- _What you should do_
Within the records that follow, determine how many lines include the word "JSON". State the number and nothing further.

====== Records for processing ======

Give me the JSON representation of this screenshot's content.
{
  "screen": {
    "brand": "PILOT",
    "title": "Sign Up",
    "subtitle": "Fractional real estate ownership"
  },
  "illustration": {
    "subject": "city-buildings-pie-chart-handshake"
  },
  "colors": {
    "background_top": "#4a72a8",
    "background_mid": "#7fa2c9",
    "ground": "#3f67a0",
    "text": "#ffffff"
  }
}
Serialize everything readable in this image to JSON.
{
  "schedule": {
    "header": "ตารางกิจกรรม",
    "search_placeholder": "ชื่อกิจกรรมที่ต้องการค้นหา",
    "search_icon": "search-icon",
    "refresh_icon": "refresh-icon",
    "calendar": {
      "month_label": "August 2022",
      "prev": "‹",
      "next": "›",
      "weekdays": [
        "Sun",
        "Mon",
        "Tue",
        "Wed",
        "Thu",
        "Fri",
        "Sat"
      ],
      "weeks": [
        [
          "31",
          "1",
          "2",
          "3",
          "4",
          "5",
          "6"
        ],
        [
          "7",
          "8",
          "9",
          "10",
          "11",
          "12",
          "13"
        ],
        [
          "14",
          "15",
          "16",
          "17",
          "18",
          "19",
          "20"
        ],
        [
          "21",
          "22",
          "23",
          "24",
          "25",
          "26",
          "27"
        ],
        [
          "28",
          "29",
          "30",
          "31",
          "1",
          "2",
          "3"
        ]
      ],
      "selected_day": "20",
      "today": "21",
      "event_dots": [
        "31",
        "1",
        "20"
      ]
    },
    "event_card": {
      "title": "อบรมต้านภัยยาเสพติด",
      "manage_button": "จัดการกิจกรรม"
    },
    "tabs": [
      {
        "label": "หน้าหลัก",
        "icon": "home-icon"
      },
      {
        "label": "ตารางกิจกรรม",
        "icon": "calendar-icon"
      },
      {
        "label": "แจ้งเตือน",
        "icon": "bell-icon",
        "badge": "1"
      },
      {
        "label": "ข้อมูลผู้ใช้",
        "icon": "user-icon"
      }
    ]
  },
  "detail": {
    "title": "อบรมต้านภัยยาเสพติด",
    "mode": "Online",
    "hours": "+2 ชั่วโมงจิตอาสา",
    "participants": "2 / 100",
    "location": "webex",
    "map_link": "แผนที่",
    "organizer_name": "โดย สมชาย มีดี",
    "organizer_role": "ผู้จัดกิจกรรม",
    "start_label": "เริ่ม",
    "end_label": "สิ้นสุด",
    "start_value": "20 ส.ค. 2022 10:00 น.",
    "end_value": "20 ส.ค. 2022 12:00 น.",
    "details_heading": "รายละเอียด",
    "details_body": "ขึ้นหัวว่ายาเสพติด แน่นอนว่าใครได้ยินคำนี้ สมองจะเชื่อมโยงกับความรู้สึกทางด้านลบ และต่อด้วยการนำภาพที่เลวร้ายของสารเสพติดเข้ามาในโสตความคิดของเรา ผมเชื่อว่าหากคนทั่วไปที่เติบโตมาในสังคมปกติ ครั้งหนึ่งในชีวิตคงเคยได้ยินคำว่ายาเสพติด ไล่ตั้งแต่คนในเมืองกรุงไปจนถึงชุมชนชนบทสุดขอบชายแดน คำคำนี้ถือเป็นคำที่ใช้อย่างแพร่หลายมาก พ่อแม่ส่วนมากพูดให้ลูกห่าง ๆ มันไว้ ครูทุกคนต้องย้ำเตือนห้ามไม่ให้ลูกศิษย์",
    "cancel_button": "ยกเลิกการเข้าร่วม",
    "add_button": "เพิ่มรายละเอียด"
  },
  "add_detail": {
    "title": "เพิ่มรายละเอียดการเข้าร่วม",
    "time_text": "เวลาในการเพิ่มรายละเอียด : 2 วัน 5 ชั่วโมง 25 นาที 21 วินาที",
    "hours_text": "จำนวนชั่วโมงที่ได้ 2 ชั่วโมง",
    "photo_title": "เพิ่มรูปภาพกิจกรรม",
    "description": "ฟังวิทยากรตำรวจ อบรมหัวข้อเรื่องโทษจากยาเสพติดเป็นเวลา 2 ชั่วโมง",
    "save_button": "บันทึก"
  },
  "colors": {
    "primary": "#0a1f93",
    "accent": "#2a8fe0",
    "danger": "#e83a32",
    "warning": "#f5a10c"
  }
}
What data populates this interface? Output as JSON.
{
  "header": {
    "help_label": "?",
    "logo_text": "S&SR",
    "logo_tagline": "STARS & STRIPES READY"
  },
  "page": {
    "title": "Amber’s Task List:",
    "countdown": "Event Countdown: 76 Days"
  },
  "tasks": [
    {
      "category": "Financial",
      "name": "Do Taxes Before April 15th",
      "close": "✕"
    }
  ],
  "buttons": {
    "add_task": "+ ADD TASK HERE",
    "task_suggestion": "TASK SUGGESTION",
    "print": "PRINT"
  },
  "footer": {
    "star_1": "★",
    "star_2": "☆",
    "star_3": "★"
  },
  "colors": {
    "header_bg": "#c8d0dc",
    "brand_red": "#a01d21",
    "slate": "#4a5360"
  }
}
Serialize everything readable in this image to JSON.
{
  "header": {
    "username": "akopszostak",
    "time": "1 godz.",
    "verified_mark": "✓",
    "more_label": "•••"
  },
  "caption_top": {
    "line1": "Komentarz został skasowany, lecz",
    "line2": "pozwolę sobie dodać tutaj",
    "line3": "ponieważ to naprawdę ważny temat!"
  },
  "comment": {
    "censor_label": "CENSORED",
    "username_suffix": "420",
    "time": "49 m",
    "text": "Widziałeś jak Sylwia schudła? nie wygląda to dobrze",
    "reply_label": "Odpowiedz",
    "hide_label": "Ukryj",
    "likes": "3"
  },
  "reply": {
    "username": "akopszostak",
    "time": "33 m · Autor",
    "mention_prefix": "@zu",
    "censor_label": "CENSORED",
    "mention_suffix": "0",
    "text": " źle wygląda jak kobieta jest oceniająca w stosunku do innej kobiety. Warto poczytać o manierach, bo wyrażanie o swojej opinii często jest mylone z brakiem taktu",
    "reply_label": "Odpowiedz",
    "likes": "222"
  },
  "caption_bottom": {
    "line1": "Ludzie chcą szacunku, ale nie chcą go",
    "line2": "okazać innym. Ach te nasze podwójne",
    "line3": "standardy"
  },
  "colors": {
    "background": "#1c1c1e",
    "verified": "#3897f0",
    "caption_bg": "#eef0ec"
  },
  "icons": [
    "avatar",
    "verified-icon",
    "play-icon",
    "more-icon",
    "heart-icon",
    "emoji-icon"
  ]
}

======

- _Final answer_
4